“نقابة اصحاب مكاتب استقدام الخادمات بحثت مع قنصل مدغشقر سبل التعاون,” National News Agency, December 8, 2009, http://www.nna-leb.gov.lb/phpfolder/loadpage.php?page=JOU47.html
عقدت نقابة اصحاب مكاتب استقدام الخادمات في لبنان، اجتماعا مع قنصل دولة مدغشقر في لبنان، وتم البحث في موضوع قرار سلطات مدغشقر بمنع وحظر ارسال عاملات منازل الى لبنان وارتداداته السلبية على القطاع، وعلى قسم كبير من العائلات اللبنانية، وتم الاتفاق بموجبه على تفعيل التعاون بين النقابة ودولة مدغشقر ممثلة بالقنصلية العامة في لبنان لضبط التجاوزات المؤسفة التي حصلت في الآونة الاخيرة.
Sunday, December 6, 2009
I was busy cooking dinner, when we started hearing screams - only one person, repeatedly, a female voice, screaming - maybe 10-15 seconds. This is not normal, so I ran out to the balcony to see if I could see what was going on. As I got onto the balcony, I looked over at the next building, and saw something, fairly large coming from a balcony on about the 6th floor. The window was open (actually may have been a door, but not sure in my mind) was open. I looked down toward the parking lot to see if I could see what had fallen, and couldn't see everything, as our balcony doesn't have a clear view. I could see reflections of a few people off the windows of a vehicle, and they weren't reacting very much, seemed sort of like they were checking things out, but disinterested. so i figured it was just a piece of furniture, tv, something like that. There was no screaming or response of any kind. This was around 6 or 615 I'm guessing. Around 8, my husband and I left the building, and we ran into a neighbor, who told us that a domestic worker had "thrown herself" from the balcony of the 6th floor. She was corrected (in Arabic) by another neighbor, who said it was a visitor of the domestic worker, her sister or something. Not sure what the actual story is. When we left the building and walked into the parking lot area, there was a policeman standing at the front of the vehicle next to where she fell, seemingly not doing anything. The woman was still on the ground with just a blanket covering her. This was almost 2 hours later. When we returned home around 1230 in the morning, there was a car parked in the space where she had been, and the area was wet, so it looked like they had "cleaned up" the area.
(this testimony was published on a Facebook event page "Vigil in Hamra". The December 2009 event was a vigil at the site of the death of the migrant worker who is mentioned in the testimony above)
Wednesday, December 2, 2009

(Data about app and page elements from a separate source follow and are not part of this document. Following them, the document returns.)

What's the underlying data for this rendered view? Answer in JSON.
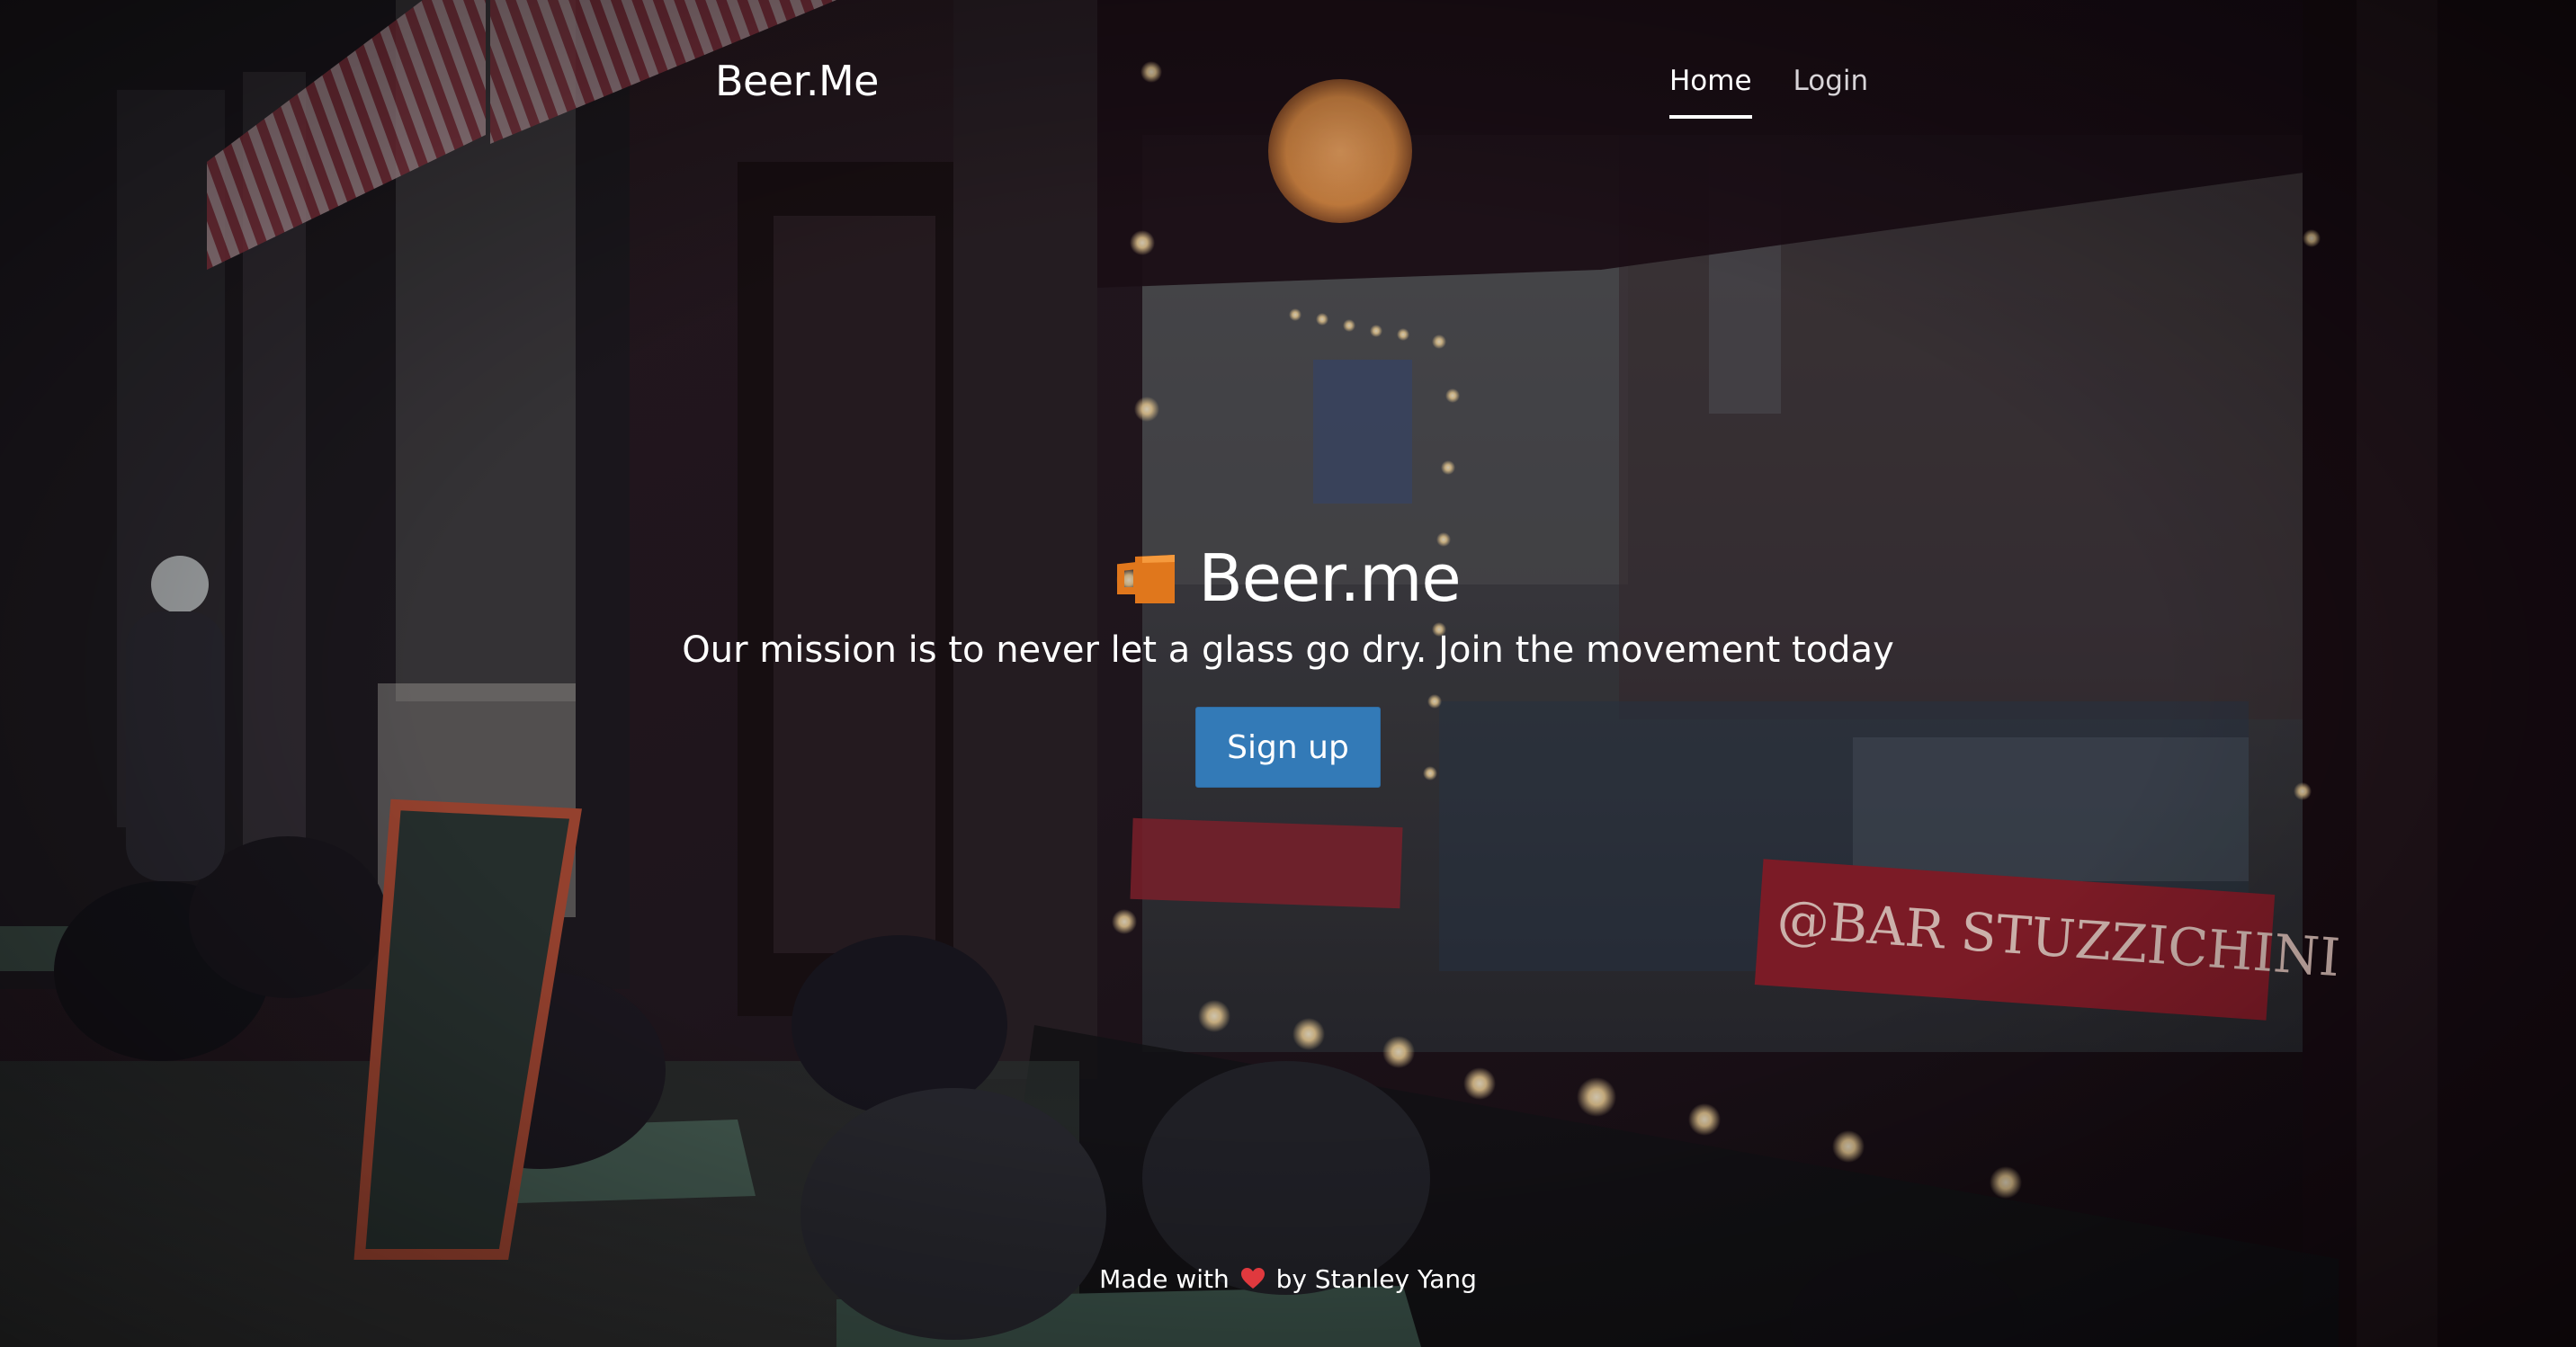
{
  "navbar": {
    "brand": "Beer.Me",
    "links": [
      {
        "label": "Home",
        "active": true
      },
      {
        "label": "Login",
        "active": false
      }
    ]
  },
  "hero": {
    "icon": "beer-mug-icon",
    "title": "Beer.me",
    "subtitle": "Our mission is to never let a glass go dry. Join the movement today",
    "signup_label": "Sign up"
  },
  "footer": {
    "prefix": "Made with",
    "icon": "heart-icon",
    "suffix": "by Stanley Yang"
  },
  "colors": {
    "accent_button": "#337ab7",
    "icon_orange": "#e0771c",
    "heart_red": "#e0393e"
  }
}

Yesterday, Ziad Baroud, Lebanon’s Minister of Interior, informed the ambassadors of Philippine, Ethiopia and Sri Lanka that his ministry will be taking steps towards the protection of migrant domestic workers in Lebanon. Such steps include moving the General Security prisons from Adlieh area (a prison under a traffic bridge) to another location more respective of human rights, as well as more thorough investigations in cases of death of these workers. Sources to Al-Akhbar newspaper added that the right of foreign maids to access courts will be guaranteed.
Note: this is quite an interesting development. Will the minister be up to the challenge of reforming the system of entry, stay and exit of migrant domestic workers,which has proven terribly faulty?
- “العاملات الأجنبيات: وزارة الداخلية لحمايتهن والنيبال تمنع العمل في لبنان,” Al-Akhbar, December 2, 2009, http://www.al-akhbar.com/ar/node/167511/print
- “Baroud discusses migrant rights with embassies,” The Daily Star, December 2, 2009, http://www.dailystar.com.lb/article.asp?edition_id=1&categ_id=1&article_id=109315